### YOUR INSTRUCTIONS
A complete, word-for-word restatement of the entries is needed.
* * *
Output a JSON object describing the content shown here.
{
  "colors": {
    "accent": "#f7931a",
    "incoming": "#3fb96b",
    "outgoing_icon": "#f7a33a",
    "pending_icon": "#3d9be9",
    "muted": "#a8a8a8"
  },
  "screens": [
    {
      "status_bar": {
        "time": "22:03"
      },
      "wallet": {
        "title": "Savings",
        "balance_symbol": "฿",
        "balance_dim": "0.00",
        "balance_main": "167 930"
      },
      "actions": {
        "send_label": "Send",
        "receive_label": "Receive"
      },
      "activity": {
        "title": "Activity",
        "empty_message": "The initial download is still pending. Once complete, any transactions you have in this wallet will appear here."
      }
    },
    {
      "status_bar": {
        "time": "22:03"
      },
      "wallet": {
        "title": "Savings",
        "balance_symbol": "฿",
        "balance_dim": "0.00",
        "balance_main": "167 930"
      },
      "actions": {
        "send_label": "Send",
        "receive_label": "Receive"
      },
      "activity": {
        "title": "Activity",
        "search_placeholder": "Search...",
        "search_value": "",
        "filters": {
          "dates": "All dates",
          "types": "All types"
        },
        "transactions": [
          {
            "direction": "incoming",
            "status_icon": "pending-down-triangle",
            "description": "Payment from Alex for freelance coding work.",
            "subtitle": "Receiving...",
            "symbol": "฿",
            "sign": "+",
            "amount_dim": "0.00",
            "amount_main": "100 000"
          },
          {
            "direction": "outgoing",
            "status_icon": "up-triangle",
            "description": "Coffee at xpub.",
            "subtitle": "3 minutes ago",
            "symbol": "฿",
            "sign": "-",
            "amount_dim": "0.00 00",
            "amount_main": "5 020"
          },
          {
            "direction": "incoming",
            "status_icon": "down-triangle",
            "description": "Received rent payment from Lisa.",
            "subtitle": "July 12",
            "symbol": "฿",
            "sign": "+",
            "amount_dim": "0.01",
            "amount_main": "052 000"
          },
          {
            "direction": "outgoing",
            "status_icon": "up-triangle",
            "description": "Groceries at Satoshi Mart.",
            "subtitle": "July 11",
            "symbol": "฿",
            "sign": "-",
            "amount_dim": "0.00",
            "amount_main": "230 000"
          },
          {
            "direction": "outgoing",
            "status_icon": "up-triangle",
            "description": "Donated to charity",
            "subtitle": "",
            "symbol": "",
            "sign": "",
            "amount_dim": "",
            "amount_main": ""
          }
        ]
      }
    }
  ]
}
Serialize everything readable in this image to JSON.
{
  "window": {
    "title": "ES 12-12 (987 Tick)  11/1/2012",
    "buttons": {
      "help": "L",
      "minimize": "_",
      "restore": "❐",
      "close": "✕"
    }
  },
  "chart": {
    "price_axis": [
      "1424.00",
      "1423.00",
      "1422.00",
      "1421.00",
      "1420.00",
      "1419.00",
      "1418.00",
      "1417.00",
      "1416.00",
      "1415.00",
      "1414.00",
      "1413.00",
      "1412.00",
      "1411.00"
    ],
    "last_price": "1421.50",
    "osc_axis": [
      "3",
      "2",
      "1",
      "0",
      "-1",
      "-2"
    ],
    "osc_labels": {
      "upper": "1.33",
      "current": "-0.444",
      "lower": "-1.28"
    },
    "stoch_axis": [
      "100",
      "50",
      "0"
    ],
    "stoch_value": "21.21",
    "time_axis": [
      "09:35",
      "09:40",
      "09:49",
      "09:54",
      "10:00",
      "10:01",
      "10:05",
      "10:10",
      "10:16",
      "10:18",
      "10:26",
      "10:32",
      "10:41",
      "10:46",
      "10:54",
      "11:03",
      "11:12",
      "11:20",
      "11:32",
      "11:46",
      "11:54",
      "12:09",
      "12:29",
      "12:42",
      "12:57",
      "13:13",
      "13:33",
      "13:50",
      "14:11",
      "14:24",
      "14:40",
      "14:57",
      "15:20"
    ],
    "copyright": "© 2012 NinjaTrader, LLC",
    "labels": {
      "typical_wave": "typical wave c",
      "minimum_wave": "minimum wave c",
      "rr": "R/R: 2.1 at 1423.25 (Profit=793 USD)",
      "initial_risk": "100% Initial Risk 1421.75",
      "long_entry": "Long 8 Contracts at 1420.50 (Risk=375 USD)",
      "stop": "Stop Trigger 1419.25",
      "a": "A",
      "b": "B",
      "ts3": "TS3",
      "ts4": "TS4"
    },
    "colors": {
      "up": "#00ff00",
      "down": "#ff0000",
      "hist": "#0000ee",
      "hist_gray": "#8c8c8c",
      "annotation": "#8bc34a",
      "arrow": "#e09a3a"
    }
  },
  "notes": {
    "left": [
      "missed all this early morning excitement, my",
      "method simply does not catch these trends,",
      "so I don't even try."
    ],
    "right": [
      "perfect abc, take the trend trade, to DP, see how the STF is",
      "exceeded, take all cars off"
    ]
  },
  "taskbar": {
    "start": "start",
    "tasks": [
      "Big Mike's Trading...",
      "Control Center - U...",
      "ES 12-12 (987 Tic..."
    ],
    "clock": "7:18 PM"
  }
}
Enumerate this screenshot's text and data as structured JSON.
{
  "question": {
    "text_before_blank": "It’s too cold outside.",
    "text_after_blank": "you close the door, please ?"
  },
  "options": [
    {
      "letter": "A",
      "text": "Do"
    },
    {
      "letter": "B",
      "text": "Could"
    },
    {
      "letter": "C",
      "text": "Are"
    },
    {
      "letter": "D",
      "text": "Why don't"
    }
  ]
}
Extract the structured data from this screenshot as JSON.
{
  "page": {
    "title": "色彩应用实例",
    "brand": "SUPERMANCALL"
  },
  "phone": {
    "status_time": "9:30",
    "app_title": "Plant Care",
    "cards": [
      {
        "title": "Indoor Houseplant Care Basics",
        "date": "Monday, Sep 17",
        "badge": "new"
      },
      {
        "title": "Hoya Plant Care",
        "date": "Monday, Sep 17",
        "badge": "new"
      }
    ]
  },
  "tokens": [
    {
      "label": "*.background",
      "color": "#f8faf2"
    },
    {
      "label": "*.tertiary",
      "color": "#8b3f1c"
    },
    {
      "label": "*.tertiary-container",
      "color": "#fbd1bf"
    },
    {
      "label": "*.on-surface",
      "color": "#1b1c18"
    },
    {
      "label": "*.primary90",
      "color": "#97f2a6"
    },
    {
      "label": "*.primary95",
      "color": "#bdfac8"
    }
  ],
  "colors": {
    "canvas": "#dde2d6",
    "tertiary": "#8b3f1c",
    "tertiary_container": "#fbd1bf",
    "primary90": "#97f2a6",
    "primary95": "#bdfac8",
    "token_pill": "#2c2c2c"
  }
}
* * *
### WRITTEN ANSWER
Output a JSON object describing the content shown here.
{
  "colors": {
    "accent": "#f7931a",
    "incoming": "#3fb96b",
    "outgoing_icon": "#f7a33a",
    "pending_icon": "#3d9be9",
    "muted": "#a8a8a8"
  },
  "screens": [
    {
      "status_bar": {
        "time": "22:03"
      },
      "wallet": {
        "title": "Savings",
        "balance_symbol": "฿",
        "balance_dim": "0.00",
        "balance_main": "167 930"
      },
      "actions": {
        "send_label": "Send",
        "receive_label": "Receive"
      },
      "activity": {
        "title": "Activity",
        "empty_message": "The initial download is still pending. Once complete, any transactions you have in this wallet will appear here."
      }
    },
    {
      "status_bar": {
        "time": "22:03"
      },
      "wallet": {
        "title": "Savings",
        "balance_symbol": "฿",
        "balance_dim": "0.00",
        "balance_main": "167 930"
      },
      "actions": {
        "send_label": "Send",
        "receive_label": "Receive"
      },
      "activity": {
        "title": "Activity",
        "search_placeholder": "Search...",
        "search_value": "",
        "filters": {
          "dates": "All dates",
          "types": "All types"
        },
        "transactions": [
          {
            "direction": "incoming",
            "status_icon": "pending-down-triangle",
            "description": "Payment from Alex for freelance coding work.",
            "subtitle": "Receiving...",
            "symbol": "฿",
            "sign": "+",
            "amount_dim": "0.00",
            "amount_main": "100 000"
          },
          {
            "direction": "outgoing",
            "status_icon": "up-triangle",
            "description": "Coffee at xpub.",
            "subtitle": "3 minutes ago",
            "symbol": "฿",
            "sign": "-",
            "amount_dim": "0.00 00",
            "amount_main": "5 020"
          },
          {
            "direction": "incoming",
            "status_icon": "down-triangle",
            "description": "Received rent payment from Lisa.",
            "subtitle": "July 12",
            "symbol": "฿",
            "sign": "+",
            "amount_dim": "0.01",
            "amount_main": "052 000"
          },
          {
            "direction": "outgoing",
            "status_icon": "up-triangle",
            "description": "Groceries at Satoshi Mart.",
            "subtitle": "July 11",
            "symbol": "฿",
            "sign": "-",
            "amount_dim": "0.00",
            "amount_main": "230 000"
          },
          {
            "direction": "outgoing",
            "status_icon": "up-triangle",
            "description": "Donated to charity",
            "subtitle": "",
            "symbol": "",
            "sign": "",
            "amount_dim": "",
            "amount_main": ""
          }
        ]
      }
    }
  ]
}
Serialize everything readable in this image to JSON.
{
  "window": {
    "title": "ES 12-12 (987 Tick)  11/1/2012",
    "buttons": {
      "help": "L",
      "minimize": "_",
      "restore": "❐",
      "close": "✕"
    }
  },
  "chart": {
    "price_axis": [
      "1424.00",
      "1423.00",
      "1422.00",
      "1421.00",
      "1420.00",
      "1419.00",
      "1418.00",
      "1417.00",
      "1416.00",
      "1415.00",
      "1414.00",
      "1413.00",
      "1412.00",
      "1411.00"
    ],
    "last_price": "1421.50",
    "osc_axis": [
      "3",
      "2",
      "1",
      "0",
      "-1",
      "-2"
    ],
    "osc_labels": {
      "upper": "1.33",
      "current": "-0.444",
      "lower": "-1.28"
    },
    "stoch_axis": [
      "100",
      "50",
      "0"
    ],
    "stoch_value": "21.21",
    "time_axis": [
      "09:35",
      "09:40",
      "09:49",
      "09:54",
      "10:00",
      "10:01",
      "10:05",
      "10:10",
      "10:16",
      "10:18",
      "10:26",
      "10:32",
      "10:41",
      "10:46",
      "10:54",
      "11:03",
      "11:12",
      "11:20",
      "11:32",
      "11:46",
      "11:54",
      "12:09",
      "12:29",
      "12:42",
      "12:57",
      "13:13",
      "13:33",
      "13:50",
      "14:11",
      "14:24",
      "14:40",
      "14:57",
      "15:20"
    ],
    "copyright": "© 2012 NinjaTrader, LLC",
    "labels": {
      "typical_wave": "typical wave c",
      "minimum_wave": "minimum wave c",
      "rr": "R/R: 2.1 at 1423.25 (Profit=793 USD)",
      "initial_risk": "100% Initial Risk 1421.75",
      "long_entry": "Long 8 Contracts at 1420.50 (Risk=375 USD)",
      "stop": "Stop Trigger 1419.25",
      "a": "A",
      "b": "B",
      "ts3": "TS3",
      "ts4": "TS4"
    },
    "colors": {
      "up": "#00ff00",
      "down": "#ff0000",
      "hist": "#0000ee",
      "hist_gray": "#8c8c8c",
      "annotation": "#8bc34a",
      "arrow": "#e09a3a"
    }
  },
  "notes": {
    "left": [
      "missed all this early morning excitement, my",
      "method simply does not catch these trends,",
      "so I don't even try."
    ],
    "right": [
      "perfect abc, take the trend trade, to DP, see how the STF is",
      "exceeded, take all cars off"
    ]
  },
  "taskbar": {
    "start": "start",
    "tasks": [
      "Big Mike's Trading...",
      "Control Center - U...",
      "ES 12-12 (987 Tic..."
    ],
    "clock": "7:18 PM"
  }
}
Enumerate this screenshot's text and data as structured JSON.
{
  "question": {
    "text_before_blank": "It’s too cold outside.",
    "text_after_blank": "you close the door, please ?"
  },
  "options": [
    {
      "letter": "A",
      "text": "Do"
    },
    {
      "letter": "B",
      "text": "Could"
    },
    {
      "letter": "C",
      "text": "Are"
    },
    {
      "letter": "D",
      "text": "Why don't"
    }
  ]
}
Extract the structured data from this screenshot as JSON.
{
  "page": {
    "title": "色彩应用实例",
    "brand": "SUPERMANCALL"
  },
  "phone": {
    "status_time": "9:30",
    "app_title": "Plant Care",
    "cards": [
      {
        "title": "Indoor Houseplant Care Basics",
        "date": "Monday, Sep 17",
        "badge": "new"
      },
      {
        "title": "Hoya Plant Care",
        "date": "Monday, Sep 17",
        "badge": "new"
      }
    ]
  },
  "tokens": [
    {
      "label": "*.background",
      "color": "#f8faf2"
    },
    {
      "label": "*.tertiary",
      "color": "#8b3f1c"
    },
    {
      "label": "*.tertiary-container",
      "color": "#fbd1bf"
    },
    {
      "label": "*.on-surface",
      "color": "#1b1c18"
    },
    {
      "label": "*.primary90",
      "color": "#97f2a6"
    },
    {
      "label": "*.primary95",
      "color": "#bdfac8"
    }
  ],
  "colors": {
    "canvas": "#dde2d6",
    "tertiary": "#8b3f1c",
    "tertiary_container": "#fbd1bf",
    "primary90": "#97f2a6",
    "primary95": "#bdfac8",
    "token_pill": "#2c2c2c"
  }
}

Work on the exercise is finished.